### ASSIGNED TASK
With the pictures removed, write out the full listing below exactly.

### PROVIDED DATA

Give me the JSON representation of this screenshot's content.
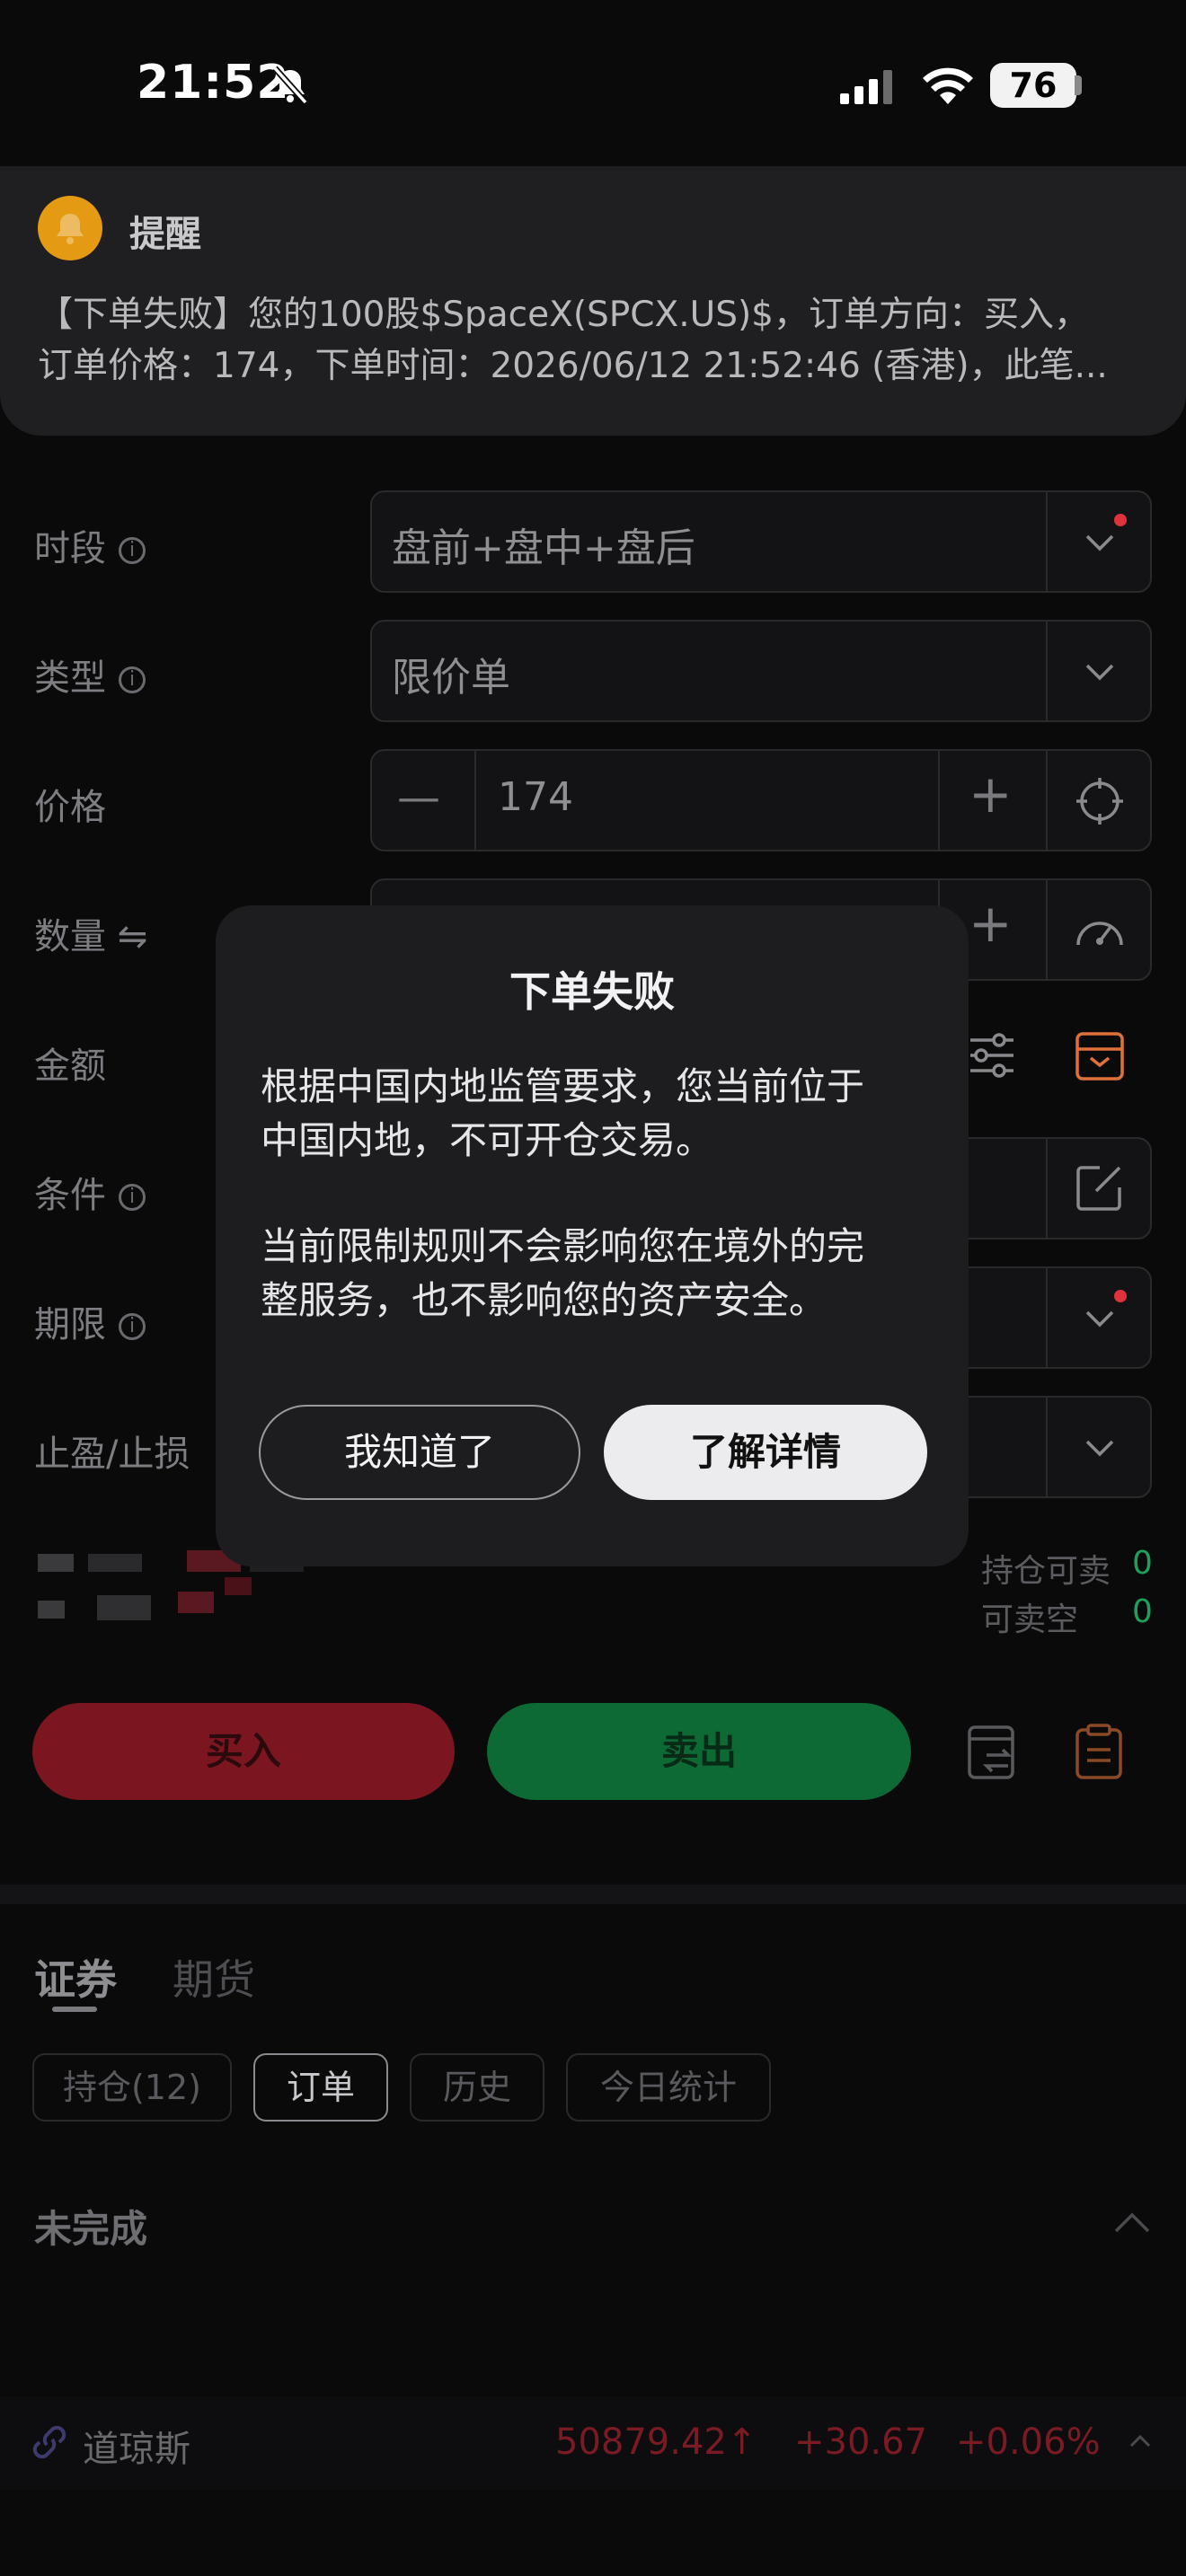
{
  "status_bar": {
    "time": "21:52",
    "battery": "76"
  },
  "notification": {
    "title": "提醒",
    "line1": "【下单失败】您的100股$SpaceX(SPCX.US)$，订单方向：买入，",
    "line2": "订单价格：174，下单时间：2026/06/12 21:52:46 (香港)，此笔..."
  },
  "form": {
    "session": {
      "label": "时段",
      "value": "盘前+盘中+盘后"
    },
    "type": {
      "label": "类型",
      "value": "限价单"
    },
    "price": {
      "label": "价格",
      "value": "174",
      "minus": "—",
      "plus": "+"
    },
    "quantity": {
      "label": "数量",
      "swap": "⇋"
    },
    "amount": {
      "label": "金额"
    },
    "condition": {
      "label": "条件"
    },
    "term": {
      "label": "期限"
    },
    "tp_sl": {
      "label": "止盈/止损"
    }
  },
  "modal": {
    "title": "下单失败",
    "para1_line1": "根据中国内地监管要求，您当前位于",
    "para1_line2": "中国内地，不可开仓交易。",
    "para2_line1": "当前限制规则不会影响您在境外的完",
    "para2_line2": "整服务，也不影响您的资产安全。",
    "btn_ok": "我知道了",
    "btn_details": "了解详情"
  },
  "positions": {
    "sellable_label": "持仓可卖",
    "sellable_value": "0",
    "short_label": "可卖空",
    "short_value": "0"
  },
  "actions": {
    "buy": "买入",
    "sell": "卖出"
  },
  "tabs": {
    "securities": "证券",
    "futures": "期货"
  },
  "chips": {
    "holdings": "持仓(12)",
    "orders": "订单",
    "history": "历史",
    "today": "今日统计"
  },
  "section": {
    "title": "未完成"
  },
  "ticker": {
    "name": "道琼斯",
    "price": "50879.42",
    "arrow": "↑",
    "change": "+30.67",
    "pct": "+0.06%"
  },
  "colors": {
    "accent_orange": "#e0703a",
    "buy_red": "#7b1620",
    "sell_green": "#0d6a34",
    "up_red": "#c0212e"
  }
}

### EXPECTED ANSWER
Give me the JSON representation of this screenshot's content.
{
  "status_bar": {
    "time": "21:52",
    "battery": "76"
  },
  "notification": {
    "title": "提醒",
    "line1": "【下单失败】您的100股$SpaceX(SPCX.US)$，订单方向：买入，",
    "line2": "订单价格：174，下单时间：2026/06/12 21:52:46 (香港)，此笔..."
  },
  "form": {
    "session": {
      "label": "时段",
      "value": "盘前+盘中+盘后"
    },
    "type": {
      "label": "类型",
      "value": "限价单"
    },
    "price": {
      "label": "价格",
      "value": "174",
      "minus": "—",
      "plus": "+"
    },
    "quantity": {
      "label": "数量",
      "swap": "⇋"
    },
    "amount": {
      "label": "金额"
    },
    "condition": {
      "label": "条件"
    },
    "term": {
      "label": "期限"
    },
    "tp_sl": {
      "label": "止盈/止损"
    }
  },
  "modal": {
    "title": "下单失败",
    "para1_line1": "根据中国内地监管要求，您当前位于",
    "para1_line2": "中国内地，不可开仓交易。",
    "para2_line1": "当前限制规则不会影响您在境外的完",
    "para2_line2": "整服务，也不影响您的资产安全。",
    "btn_ok": "我知道了",
    "btn_details": "了解详情"
  },
  "positions": {
    "sellable_label": "持仓可卖",
    "sellable_value": "0",
    "short_label": "可卖空",
    "short_value": "0"
  },
  "actions": {
    "buy": "买入",
    "sell": "卖出"
  },
  "tabs": {
    "securities": "证券",
    "futures": "期货"
  },
  "chips": {
    "holdings": "持仓(12)",
    "orders": "订单",
    "history": "历史",
    "today": "今日统计"
  },
  "section": {
    "title": "未完成"
  },
  "ticker": {
    "name": "道琼斯",
    "price": "50879.42",
    "arrow": "↑",
    "change": "+30.67",
    "pct": "+0.06%"
  },
  "colors": {
    "accent_orange": "#e0703a",
    "buy_red": "#7b1620",
    "sell_green": "#0d6a34",
    "up_red": "#c0212e"
  }
}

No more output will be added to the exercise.